is curious, and has been particularly described by M. Bouchard Chantreaux. According to this careful observer, the Tentacled Bithinia lays from May to August.
A single British species represents a family which, in warmer climates, plays a conspicuous part along the shores of the ocean, and in their rivers and lakes. The members have solid shells, more or less oval, the last whorl so greatly developed as to occupy by far the principal portion, the aperture very open, somewhat crescent-shaped, with an expanded and flattened inner lip.
The animals have broad muzzle-shaped heads, with awl-shaped tentacles, and eyes on short footstalks; the foot is somewhat three-sided, without any lateral filaments. An operculum is always found, which is spiral, semi-oval, and furnished with two internal processes on its front edge, forming a sort of hinge on the sharp edge of the inner lip of the shell. Dr. J. E. Gray thinks that this peculiar structure of the operculum "makes this family more closely resemble the bivalve shells: the processes appearing to answer the same purpose (that of keeping the two parts in their proper situation) as the teeth of the hinges in the bivalves."

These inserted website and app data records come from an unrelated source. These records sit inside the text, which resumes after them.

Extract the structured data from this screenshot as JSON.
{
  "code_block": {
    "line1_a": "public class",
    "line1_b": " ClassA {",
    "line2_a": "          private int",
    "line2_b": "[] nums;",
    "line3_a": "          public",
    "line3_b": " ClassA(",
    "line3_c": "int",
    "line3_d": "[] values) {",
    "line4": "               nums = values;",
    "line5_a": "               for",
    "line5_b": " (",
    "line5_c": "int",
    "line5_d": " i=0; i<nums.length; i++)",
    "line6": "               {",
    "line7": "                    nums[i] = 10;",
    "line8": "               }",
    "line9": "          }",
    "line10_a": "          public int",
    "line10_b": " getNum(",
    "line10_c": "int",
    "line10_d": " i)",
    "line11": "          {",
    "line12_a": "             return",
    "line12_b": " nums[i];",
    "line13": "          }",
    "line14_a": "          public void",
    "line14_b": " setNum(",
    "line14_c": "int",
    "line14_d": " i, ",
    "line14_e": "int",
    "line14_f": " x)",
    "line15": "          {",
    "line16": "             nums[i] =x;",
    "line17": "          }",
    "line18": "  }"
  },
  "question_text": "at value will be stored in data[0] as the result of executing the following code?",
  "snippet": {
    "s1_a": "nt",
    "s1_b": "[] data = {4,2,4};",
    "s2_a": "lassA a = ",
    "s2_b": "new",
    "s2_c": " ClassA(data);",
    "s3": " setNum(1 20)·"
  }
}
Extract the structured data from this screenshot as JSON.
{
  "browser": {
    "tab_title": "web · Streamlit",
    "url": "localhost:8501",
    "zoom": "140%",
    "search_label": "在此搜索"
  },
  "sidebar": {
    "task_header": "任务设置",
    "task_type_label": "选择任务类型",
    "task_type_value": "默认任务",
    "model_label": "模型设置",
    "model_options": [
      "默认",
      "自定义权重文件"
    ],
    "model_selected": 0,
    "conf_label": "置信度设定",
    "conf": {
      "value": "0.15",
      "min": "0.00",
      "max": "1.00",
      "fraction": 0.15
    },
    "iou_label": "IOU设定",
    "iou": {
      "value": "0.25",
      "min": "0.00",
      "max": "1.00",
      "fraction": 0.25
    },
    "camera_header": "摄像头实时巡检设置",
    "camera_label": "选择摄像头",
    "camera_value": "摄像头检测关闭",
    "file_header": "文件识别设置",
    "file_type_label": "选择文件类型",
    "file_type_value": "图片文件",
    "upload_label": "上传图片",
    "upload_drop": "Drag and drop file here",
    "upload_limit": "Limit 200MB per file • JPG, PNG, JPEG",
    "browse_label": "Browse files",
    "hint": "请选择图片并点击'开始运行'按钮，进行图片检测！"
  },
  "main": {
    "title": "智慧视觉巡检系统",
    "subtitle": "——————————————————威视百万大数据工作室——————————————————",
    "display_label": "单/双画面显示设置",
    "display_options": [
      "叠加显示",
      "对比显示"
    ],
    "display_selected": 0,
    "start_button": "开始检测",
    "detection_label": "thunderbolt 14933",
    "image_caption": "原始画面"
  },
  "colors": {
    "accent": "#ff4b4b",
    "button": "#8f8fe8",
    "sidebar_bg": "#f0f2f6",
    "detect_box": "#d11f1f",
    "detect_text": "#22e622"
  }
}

The shell in this genus is semi-oval, without any perforation; the inner lip is slightly toothed, sharp-edged; the surface is smooth, or striated, or spinous, covered with a skin.